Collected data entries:
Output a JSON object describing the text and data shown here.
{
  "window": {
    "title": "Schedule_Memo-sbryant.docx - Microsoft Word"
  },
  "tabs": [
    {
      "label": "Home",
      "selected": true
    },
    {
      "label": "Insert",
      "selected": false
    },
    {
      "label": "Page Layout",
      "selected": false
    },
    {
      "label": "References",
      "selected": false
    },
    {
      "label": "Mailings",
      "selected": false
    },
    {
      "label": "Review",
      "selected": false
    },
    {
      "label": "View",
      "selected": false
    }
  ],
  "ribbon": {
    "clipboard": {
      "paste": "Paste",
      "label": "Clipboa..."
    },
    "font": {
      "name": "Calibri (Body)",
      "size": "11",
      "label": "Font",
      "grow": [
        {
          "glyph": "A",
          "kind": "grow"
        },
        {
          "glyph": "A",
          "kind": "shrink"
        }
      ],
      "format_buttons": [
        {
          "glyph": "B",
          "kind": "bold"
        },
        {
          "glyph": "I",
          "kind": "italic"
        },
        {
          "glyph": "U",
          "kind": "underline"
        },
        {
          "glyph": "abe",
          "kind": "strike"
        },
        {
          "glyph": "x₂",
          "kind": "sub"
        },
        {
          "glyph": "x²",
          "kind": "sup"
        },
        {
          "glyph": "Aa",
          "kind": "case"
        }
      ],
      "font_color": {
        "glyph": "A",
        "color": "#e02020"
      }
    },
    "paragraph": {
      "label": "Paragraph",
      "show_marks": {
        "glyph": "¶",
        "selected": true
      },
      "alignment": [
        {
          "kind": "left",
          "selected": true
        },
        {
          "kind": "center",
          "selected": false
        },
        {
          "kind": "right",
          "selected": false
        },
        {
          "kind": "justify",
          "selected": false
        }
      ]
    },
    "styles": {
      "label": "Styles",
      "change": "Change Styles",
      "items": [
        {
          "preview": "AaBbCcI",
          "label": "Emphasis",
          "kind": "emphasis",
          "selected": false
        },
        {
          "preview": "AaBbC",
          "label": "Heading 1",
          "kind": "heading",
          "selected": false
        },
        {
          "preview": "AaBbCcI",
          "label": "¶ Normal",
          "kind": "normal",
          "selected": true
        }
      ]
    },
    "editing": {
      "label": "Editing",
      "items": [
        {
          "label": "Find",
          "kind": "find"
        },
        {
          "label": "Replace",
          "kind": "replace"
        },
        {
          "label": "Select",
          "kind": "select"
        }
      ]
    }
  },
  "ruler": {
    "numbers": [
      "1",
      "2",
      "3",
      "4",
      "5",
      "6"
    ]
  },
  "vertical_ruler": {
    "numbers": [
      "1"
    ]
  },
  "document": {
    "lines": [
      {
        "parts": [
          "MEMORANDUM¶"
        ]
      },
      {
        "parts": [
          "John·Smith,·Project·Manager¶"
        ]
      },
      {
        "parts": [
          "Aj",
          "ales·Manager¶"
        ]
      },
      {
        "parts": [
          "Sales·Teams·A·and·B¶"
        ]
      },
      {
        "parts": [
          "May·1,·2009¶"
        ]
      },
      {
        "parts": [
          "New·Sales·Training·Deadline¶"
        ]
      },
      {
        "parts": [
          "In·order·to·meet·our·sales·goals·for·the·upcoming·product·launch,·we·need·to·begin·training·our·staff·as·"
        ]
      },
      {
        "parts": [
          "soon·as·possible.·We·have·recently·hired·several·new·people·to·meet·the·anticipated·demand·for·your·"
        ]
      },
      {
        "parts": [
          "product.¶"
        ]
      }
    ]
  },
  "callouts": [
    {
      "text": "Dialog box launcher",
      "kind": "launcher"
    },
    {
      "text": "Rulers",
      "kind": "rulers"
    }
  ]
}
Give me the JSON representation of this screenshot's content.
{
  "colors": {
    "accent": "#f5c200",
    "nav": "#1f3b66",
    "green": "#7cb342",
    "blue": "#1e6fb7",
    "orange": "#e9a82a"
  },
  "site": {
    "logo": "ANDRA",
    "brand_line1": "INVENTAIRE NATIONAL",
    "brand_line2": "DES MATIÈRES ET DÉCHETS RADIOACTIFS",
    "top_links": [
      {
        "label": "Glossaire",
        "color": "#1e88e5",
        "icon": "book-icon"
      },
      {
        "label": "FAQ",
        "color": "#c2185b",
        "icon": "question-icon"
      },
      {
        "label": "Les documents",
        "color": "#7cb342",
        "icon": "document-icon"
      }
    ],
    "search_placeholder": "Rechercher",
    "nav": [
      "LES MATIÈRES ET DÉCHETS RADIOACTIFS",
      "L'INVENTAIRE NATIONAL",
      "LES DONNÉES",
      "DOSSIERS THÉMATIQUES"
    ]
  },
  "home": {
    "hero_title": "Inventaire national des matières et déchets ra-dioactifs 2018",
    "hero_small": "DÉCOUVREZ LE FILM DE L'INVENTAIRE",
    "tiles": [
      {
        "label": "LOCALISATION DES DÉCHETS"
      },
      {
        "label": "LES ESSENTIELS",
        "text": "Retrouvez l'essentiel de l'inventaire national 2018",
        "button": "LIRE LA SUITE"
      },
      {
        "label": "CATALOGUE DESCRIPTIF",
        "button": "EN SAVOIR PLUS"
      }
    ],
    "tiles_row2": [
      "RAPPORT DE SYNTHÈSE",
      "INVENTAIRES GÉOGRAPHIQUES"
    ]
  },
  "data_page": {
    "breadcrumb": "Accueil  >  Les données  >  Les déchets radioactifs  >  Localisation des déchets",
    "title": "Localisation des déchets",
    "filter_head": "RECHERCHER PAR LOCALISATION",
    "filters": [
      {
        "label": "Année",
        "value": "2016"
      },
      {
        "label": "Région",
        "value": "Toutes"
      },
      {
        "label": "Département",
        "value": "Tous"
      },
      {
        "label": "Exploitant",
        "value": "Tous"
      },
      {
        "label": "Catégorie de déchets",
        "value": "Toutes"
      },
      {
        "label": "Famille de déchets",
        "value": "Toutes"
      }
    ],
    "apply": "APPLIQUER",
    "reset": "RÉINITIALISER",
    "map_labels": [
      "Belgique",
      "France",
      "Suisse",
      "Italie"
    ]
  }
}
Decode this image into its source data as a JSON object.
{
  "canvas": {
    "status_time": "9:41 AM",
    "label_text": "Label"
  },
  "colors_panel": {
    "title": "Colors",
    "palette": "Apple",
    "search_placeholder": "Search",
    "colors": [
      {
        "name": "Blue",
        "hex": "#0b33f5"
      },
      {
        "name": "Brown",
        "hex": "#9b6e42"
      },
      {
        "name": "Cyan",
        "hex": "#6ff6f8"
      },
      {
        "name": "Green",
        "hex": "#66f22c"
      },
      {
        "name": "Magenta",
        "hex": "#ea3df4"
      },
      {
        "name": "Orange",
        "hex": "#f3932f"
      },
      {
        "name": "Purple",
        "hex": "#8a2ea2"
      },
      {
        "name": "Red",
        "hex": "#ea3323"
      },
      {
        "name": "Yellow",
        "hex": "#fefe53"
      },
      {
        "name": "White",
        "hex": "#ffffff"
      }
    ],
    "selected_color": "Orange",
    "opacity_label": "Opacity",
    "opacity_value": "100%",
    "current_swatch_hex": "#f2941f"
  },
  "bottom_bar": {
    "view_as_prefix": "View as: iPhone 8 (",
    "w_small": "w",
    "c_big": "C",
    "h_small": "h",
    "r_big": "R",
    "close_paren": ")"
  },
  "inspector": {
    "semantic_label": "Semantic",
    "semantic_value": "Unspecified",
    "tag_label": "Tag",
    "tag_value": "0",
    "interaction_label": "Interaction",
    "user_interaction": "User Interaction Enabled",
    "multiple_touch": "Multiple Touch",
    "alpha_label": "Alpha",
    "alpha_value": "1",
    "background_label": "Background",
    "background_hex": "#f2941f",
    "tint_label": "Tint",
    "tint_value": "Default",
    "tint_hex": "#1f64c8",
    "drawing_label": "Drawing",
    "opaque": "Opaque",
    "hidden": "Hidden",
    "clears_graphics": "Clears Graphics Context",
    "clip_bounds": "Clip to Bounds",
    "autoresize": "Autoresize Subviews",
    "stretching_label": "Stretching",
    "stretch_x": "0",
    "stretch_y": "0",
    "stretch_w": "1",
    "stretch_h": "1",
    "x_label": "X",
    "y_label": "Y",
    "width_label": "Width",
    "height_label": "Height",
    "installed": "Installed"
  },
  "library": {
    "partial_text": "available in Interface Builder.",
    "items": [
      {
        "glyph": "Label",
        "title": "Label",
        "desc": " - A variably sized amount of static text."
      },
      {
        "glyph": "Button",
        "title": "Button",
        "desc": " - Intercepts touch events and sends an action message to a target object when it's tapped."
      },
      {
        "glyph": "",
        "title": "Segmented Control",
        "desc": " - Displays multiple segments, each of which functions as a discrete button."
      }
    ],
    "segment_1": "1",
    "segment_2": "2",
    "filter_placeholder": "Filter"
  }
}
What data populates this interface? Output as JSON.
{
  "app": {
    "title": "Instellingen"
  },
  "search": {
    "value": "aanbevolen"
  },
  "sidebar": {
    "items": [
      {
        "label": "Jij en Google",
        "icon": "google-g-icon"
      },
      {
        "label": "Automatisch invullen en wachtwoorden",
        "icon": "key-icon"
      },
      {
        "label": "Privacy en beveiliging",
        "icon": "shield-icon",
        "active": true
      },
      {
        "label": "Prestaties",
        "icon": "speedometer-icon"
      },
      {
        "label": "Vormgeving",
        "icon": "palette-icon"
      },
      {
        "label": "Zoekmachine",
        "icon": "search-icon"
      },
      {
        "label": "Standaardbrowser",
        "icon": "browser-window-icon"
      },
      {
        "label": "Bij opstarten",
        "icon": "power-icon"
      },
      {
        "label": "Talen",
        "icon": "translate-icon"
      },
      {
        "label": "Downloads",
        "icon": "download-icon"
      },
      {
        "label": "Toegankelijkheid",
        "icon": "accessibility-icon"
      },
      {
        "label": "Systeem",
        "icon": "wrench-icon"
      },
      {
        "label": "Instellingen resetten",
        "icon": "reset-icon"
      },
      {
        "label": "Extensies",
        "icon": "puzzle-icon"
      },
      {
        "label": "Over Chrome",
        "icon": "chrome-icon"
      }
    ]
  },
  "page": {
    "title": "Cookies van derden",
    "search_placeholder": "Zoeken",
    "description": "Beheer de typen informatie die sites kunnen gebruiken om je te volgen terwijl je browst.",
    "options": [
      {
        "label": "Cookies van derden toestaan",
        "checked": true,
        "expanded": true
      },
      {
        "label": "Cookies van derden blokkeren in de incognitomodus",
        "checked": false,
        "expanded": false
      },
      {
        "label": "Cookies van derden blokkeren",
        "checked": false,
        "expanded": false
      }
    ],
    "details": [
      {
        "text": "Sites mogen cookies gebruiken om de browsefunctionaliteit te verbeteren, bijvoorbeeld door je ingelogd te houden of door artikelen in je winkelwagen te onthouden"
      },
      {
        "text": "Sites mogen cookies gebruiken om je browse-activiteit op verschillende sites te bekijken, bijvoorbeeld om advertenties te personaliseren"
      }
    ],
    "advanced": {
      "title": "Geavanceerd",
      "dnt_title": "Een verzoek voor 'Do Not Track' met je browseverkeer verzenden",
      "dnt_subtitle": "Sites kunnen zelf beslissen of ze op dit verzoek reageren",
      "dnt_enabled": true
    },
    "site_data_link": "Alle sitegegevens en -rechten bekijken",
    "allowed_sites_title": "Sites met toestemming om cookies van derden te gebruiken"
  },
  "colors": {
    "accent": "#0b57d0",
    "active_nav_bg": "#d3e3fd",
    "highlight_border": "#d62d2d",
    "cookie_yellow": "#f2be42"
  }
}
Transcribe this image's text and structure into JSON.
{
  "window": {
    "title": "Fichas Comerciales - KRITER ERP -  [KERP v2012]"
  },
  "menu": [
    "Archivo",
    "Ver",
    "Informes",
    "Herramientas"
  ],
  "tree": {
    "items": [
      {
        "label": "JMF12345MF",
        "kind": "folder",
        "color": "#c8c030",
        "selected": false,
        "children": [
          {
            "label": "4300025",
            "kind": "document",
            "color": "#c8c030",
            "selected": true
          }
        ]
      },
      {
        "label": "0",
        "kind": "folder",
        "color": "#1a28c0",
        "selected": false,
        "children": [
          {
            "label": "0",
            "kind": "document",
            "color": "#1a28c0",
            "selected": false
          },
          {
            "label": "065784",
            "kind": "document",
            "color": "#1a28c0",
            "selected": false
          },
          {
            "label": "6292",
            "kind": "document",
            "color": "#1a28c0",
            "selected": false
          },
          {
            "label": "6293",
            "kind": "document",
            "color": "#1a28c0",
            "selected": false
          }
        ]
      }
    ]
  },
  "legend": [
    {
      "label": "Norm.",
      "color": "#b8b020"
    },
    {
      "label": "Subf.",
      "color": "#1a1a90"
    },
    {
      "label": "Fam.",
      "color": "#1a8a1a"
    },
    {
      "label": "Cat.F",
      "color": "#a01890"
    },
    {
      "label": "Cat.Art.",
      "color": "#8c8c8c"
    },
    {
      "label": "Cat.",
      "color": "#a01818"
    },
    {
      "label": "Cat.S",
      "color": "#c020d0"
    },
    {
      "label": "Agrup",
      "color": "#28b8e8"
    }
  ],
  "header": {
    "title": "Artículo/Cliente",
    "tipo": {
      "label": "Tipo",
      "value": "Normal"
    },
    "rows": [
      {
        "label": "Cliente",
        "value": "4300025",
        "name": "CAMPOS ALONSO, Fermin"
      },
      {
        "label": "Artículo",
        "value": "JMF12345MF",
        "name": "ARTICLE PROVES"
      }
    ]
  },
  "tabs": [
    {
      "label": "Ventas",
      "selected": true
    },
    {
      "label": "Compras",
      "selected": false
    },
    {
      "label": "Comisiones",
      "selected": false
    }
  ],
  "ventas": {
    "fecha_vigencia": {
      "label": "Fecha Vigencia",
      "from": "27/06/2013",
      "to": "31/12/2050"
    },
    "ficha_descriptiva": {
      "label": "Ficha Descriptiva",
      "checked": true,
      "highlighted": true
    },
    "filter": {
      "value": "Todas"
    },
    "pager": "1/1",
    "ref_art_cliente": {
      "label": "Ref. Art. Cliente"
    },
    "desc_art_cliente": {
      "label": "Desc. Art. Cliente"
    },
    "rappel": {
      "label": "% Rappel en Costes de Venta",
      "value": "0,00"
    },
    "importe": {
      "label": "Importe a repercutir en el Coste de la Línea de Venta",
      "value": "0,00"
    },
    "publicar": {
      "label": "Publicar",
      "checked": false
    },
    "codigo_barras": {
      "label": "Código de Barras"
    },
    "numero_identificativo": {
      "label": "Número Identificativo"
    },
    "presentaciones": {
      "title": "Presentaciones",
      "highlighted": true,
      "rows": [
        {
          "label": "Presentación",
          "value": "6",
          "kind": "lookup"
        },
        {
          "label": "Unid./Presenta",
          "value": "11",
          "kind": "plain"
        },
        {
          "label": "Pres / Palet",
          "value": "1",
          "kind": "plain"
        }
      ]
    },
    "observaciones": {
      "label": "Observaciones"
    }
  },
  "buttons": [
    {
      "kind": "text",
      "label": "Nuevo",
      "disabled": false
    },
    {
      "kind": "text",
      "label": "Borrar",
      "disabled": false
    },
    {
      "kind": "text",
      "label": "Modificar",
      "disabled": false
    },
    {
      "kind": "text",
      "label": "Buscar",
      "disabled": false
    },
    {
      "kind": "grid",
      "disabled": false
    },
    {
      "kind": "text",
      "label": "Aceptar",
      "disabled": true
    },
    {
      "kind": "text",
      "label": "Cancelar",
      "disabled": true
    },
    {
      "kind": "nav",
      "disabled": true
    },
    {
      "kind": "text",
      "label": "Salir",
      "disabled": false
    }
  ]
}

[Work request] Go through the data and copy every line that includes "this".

[Output]
Give me the JSON representation of this screenshot's content.
Decode this image into its source data as a JSON object.
What data populates this interface? Output as JSON.
Transcribe this image's text and structure into JSON.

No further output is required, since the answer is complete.